'A mess of her making' - Alan Posener

Alan Posener

Angela Merkel, her admirers say, has steered Germany almost unscathed through the financial crash of 2008 and the subsequent euro crisis, emerging as the undisputed leader of Europe.

True. But what has made Germany so strong is mainly the weakness of others. And though Vorsprung durch Technik (Progress through technology) helps explain Germany's strength, the huge low-wage sector - as a proportion of the workforce, it is the largest in Europe - is probably more important. Low wages are subsidised by the taxpayer via welfare payments to people with full-time jobs who do not earn enough to support themselves.

Add to this the fact that in relation to the strength of German industry, the euro is undervalued - which aids German exports to the USA and China - and the Merkel miracle does not seem all that miraculous.

Mrs Merkel's aversion to strategic thinking also means that Germany is not facing up to the three most pressing problems it faces in the years ahead: demographics, energy and, of course, Europe.

Demographics: Unlike, say, Britain or France, Germany's population is set to shrink in the next 20 years. Germany's GDP and share of world trade will shrink accordingly to about the level of the UK. Unless more women and immigrants enter the workforce, Germany will not be able to keep its place in the world - or take care of its ageing population.

Yet a new law pays women to stay home and take care of their kids. These benefits will encourage poorer women with an immigrant background to stay at home, which will mean that their children do not learn German and will enter school with a built-in disadvantage, reinforcing racial and Islamophobic stereotypes which are already at worrying levels.

Female board members and business leaders generally are still a rarity, as are immigrant policemen, teachers and other civil servants - especially immigrant women in those jobs. There are no programmes of affirmative action or quotas in place to redress these imbalances.

Energy: Germany already produces more renewable energy than it can consume - at least on sunny, windy days. German roofs are covered with solar panels, German fields dotted with huge wind generators. Good news?

Well, no, because utilities are required by law to buy renewable electricity at a fixed price and feed it into the grid. The "green" glut has not led to falling prices. On the contrary. Consumers are seeing their bills go up by 20-30%. Industry is complaining, too. There is talk of capping energy prices but who is going to pick up the tab?

Europe: It is obvious that the European Union has lost its way. With the so-called fiscal compact, or "Economic and Currency Union", Mrs Merkel has created a club within the club - a group of countries governed by their own rules, not beholden to the institutions of the "old" EU.

The eurozone itself is divided into a rich lender - Germany - and a gaggle of poor borrowers. The debtor countries hate Germany for - as they see it - imposing austerity while the Germans dislike the southern debtors for what they see as profligacy.
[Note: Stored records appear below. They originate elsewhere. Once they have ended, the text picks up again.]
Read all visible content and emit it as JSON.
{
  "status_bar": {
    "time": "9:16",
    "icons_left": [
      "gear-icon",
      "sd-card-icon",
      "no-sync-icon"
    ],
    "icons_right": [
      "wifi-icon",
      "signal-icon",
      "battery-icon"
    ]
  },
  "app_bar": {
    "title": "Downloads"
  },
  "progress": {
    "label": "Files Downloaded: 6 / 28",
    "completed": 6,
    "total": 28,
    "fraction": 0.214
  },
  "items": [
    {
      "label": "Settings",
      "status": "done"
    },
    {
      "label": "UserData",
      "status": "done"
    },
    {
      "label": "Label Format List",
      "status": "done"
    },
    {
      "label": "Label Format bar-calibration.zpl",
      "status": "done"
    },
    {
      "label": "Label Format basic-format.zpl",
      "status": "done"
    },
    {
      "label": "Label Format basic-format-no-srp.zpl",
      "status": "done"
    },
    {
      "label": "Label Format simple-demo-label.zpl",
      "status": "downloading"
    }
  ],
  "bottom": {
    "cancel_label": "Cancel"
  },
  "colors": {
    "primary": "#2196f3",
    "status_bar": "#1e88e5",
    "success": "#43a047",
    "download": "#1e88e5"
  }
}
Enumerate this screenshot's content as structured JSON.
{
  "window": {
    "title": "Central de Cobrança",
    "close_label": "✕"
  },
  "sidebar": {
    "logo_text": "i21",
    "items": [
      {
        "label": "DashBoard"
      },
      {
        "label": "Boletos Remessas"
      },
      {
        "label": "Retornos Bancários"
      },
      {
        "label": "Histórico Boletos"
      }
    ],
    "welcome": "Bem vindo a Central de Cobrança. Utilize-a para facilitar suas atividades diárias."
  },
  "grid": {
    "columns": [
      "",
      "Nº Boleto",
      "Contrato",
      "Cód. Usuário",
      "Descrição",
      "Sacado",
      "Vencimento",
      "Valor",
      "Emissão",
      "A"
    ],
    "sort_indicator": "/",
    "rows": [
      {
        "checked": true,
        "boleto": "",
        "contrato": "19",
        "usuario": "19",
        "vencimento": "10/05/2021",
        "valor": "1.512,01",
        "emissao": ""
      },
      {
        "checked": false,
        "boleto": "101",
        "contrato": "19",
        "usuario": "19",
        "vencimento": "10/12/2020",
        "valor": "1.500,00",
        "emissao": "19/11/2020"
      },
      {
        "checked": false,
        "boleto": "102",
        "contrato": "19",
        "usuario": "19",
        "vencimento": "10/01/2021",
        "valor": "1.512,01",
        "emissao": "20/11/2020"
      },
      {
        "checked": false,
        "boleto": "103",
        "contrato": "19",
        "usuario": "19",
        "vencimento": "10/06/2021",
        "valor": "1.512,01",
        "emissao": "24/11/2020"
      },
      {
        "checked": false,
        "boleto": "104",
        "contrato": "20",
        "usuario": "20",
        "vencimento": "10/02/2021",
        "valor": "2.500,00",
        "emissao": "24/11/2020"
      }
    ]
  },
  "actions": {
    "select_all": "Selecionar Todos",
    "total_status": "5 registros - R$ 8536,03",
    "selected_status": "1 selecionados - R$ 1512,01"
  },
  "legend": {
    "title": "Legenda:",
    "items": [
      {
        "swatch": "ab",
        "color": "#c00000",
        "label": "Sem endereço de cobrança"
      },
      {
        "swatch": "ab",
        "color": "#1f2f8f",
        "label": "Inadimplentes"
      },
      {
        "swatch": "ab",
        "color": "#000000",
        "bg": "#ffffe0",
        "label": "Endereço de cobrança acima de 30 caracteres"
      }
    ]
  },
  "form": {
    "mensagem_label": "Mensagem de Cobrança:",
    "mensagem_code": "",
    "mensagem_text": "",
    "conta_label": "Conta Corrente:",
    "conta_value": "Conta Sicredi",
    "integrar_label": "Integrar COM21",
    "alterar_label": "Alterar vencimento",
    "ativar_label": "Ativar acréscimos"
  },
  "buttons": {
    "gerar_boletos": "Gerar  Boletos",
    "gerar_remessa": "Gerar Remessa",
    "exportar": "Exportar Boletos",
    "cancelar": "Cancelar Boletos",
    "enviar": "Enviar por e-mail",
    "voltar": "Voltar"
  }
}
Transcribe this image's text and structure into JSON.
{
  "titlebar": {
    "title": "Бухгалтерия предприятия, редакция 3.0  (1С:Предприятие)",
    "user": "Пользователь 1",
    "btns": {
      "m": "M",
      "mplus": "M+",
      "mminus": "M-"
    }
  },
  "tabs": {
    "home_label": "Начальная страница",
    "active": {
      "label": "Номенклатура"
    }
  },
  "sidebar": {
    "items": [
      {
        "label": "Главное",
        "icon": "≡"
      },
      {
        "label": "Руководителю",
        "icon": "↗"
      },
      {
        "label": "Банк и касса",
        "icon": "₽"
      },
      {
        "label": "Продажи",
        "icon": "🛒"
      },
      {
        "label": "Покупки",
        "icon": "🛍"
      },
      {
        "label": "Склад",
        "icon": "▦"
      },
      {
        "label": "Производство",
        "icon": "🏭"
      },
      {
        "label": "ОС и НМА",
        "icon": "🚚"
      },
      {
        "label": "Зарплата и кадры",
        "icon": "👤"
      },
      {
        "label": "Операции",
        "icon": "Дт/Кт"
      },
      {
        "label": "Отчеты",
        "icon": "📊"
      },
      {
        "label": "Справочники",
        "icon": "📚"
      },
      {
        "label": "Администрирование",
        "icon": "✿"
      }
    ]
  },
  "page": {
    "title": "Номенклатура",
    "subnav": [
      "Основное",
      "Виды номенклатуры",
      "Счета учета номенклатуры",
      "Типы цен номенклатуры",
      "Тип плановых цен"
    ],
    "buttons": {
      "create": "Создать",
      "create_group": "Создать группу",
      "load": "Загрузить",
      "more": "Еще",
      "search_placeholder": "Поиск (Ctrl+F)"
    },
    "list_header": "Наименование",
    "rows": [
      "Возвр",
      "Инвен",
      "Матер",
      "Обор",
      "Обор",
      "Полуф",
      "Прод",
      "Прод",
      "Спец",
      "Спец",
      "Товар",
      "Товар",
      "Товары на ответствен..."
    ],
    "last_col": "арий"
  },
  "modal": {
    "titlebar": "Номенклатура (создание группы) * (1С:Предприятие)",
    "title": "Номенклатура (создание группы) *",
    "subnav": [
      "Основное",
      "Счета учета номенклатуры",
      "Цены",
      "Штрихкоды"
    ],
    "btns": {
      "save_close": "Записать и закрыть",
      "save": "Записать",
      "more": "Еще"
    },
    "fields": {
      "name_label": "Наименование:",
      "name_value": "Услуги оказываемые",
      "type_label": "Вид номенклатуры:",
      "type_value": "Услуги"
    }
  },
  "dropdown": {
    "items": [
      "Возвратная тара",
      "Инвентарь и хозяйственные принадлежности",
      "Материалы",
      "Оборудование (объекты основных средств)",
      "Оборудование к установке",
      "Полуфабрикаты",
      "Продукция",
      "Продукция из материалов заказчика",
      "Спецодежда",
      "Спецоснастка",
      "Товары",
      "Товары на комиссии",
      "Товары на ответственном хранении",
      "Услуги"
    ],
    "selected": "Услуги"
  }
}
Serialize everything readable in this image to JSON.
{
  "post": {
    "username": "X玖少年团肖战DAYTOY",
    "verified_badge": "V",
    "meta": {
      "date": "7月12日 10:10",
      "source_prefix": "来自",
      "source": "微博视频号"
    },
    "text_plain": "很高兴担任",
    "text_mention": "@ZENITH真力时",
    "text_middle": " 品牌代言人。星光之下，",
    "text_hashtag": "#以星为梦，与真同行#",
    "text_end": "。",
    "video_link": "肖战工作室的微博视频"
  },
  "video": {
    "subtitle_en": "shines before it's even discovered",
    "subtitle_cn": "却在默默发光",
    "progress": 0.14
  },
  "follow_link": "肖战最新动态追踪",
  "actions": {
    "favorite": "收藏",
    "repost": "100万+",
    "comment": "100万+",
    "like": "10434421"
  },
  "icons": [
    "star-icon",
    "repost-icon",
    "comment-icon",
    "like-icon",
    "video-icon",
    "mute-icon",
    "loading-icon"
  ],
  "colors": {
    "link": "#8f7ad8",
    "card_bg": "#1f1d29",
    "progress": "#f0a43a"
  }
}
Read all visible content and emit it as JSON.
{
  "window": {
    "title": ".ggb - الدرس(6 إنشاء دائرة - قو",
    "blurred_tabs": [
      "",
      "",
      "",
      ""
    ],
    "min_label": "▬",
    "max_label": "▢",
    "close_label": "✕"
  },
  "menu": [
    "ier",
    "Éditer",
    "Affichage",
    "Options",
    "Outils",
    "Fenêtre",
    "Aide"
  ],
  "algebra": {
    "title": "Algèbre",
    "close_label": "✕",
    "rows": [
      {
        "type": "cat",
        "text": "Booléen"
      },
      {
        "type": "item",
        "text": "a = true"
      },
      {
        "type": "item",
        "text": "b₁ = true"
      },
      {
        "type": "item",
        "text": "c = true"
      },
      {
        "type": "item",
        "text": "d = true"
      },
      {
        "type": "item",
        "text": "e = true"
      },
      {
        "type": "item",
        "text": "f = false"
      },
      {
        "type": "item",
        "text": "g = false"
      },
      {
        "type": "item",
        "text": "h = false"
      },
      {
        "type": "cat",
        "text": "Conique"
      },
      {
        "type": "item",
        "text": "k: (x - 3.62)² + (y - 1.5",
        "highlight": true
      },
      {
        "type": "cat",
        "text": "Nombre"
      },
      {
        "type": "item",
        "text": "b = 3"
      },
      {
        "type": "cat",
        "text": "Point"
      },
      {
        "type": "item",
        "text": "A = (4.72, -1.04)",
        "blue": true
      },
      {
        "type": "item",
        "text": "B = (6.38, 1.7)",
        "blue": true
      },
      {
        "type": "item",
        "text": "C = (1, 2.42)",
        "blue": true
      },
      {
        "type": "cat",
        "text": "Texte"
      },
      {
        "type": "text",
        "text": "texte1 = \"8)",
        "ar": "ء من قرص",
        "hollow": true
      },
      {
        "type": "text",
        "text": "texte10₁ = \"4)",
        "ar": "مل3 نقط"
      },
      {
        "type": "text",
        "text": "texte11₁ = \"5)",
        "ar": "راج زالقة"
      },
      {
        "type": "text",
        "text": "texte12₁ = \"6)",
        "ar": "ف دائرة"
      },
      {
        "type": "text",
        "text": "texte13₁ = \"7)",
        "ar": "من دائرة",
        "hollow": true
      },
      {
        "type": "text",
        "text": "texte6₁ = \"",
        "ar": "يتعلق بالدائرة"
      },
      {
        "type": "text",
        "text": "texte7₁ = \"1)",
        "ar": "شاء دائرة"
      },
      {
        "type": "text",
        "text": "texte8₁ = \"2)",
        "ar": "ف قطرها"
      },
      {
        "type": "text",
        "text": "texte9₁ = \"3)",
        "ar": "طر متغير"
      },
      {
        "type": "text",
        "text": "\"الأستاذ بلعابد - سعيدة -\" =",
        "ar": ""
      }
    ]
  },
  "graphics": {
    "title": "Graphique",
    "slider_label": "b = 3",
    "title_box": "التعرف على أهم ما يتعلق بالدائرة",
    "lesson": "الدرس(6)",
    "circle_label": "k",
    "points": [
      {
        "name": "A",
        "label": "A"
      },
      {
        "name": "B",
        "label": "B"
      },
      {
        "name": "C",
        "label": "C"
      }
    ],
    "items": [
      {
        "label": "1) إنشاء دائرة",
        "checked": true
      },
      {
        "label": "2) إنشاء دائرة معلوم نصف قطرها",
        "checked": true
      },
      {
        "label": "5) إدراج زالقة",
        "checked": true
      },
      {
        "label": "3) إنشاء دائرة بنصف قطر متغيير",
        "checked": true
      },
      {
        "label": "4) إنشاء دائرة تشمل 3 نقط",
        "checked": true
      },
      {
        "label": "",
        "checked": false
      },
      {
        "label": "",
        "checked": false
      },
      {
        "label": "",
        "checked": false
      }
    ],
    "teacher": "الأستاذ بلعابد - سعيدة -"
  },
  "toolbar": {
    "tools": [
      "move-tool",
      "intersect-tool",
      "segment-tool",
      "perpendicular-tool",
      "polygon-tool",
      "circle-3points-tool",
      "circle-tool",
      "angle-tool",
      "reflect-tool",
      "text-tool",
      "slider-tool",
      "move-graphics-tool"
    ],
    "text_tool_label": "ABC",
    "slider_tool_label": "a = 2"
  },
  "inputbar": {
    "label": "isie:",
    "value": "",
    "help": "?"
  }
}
Meanwhile, Europe is not only losing what little power it had to influence events in its neighbourhood, it cannot even ensure that its own members abide by the rules. Corruption, racism and anti-Semitism are rampant in places like Greece, Romania, Bulgaria and Hungary.

The EU is in a mess, and it is mostly of Mrs Merkel's making.

Alan Posener is political correspondent for Die Welt